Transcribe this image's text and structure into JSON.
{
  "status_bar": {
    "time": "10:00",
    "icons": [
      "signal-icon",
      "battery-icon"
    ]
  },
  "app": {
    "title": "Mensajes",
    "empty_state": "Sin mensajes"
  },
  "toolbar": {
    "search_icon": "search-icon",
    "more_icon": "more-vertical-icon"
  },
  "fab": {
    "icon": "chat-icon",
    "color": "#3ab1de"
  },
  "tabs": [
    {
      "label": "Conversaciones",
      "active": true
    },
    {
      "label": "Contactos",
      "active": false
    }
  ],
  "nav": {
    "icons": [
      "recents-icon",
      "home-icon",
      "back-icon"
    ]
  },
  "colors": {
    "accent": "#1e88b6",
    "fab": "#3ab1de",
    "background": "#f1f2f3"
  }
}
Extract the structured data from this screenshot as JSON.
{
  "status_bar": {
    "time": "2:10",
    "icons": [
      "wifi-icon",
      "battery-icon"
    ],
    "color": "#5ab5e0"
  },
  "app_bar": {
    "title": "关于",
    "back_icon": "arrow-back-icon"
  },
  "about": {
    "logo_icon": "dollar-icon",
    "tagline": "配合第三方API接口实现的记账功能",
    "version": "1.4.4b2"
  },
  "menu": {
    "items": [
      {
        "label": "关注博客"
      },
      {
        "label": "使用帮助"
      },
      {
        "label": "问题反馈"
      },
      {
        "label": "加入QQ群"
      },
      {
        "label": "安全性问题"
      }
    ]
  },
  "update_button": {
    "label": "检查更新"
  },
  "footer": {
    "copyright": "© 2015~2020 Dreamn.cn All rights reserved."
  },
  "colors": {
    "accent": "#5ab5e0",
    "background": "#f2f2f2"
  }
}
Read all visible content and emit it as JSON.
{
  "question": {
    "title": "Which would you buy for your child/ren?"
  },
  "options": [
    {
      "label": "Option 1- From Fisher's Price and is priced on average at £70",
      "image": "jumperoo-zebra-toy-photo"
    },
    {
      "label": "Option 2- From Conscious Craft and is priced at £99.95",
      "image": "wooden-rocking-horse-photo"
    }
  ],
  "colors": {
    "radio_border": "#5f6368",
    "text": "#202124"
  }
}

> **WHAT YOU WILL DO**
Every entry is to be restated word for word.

> **SOLUTION FOR THIS PROBLEM**
Transcribe this image's text and structure into JSON.
{
  "status_bar": {
    "time": "10:00",
    "icons": [
      "signal-icon",
      "battery-icon"
    ]
  },
  "app": {
    "title": "Mensajes",
    "empty_state": "Sin mensajes"
  },
  "toolbar": {
    "search_icon": "search-icon",
    "more_icon": "more-vertical-icon"
  },
  "fab": {
    "icon": "chat-icon",
    "color": "#3ab1de"
  },
  "tabs": [
    {
      "label": "Conversaciones",
      "active": true
    },
    {
      "label": "Contactos",
      "active": false
    }
  ],
  "nav": {
    "icons": [
      "recents-icon",
      "home-icon",
      "back-icon"
    ]
  },
  "colors": {
    "accent": "#1e88b6",
    "fab": "#3ab1de",
    "background": "#f1f2f3"
  }
}
Extract the structured data from this screenshot as JSON.
{
  "status_bar": {
    "time": "2:10",
    "icons": [
      "wifi-icon",
      "battery-icon"
    ],
    "color": "#5ab5e0"
  },
  "app_bar": {
    "title": "关于",
    "back_icon": "arrow-back-icon"
  },
  "about": {
    "logo_icon": "dollar-icon",
    "tagline": "配合第三方API接口实现的记账功能",
    "version": "1.4.4b2"
  },
  "menu": {
    "items": [
      {
        "label": "关注博客"
      },
      {
        "label": "使用帮助"
      },
      {
        "label": "问题反馈"
      },
      {
        "label": "加入QQ群"
      },
      {
        "label": "安全性问题"
      }
    ]
  },
  "update_button": {
    "label": "检查更新"
  },
  "footer": {
    "copyright": "© 2015~2020 Dreamn.cn All rights reserved."
  },
  "colors": {
    "accent": "#5ab5e0",
    "background": "#f2f2f2"
  }
}
Read all visible content and emit it as JSON.
{
  "question": {
    "title": "Which would you buy for your child/ren?"
  },
  "options": [
    {
      "label": "Option 1- From Fisher's Price and is priced on average at £70",
      "image": "jumperoo-zebra-toy-photo"
    },
    {
      "label": "Option 2- From Conscious Craft and is priced at £99.95",
      "image": "wooden-rocking-horse-photo"
    }
  ],
  "colors": {
    "radio_border": "#5f6368",
    "text": "#202124"
  }
}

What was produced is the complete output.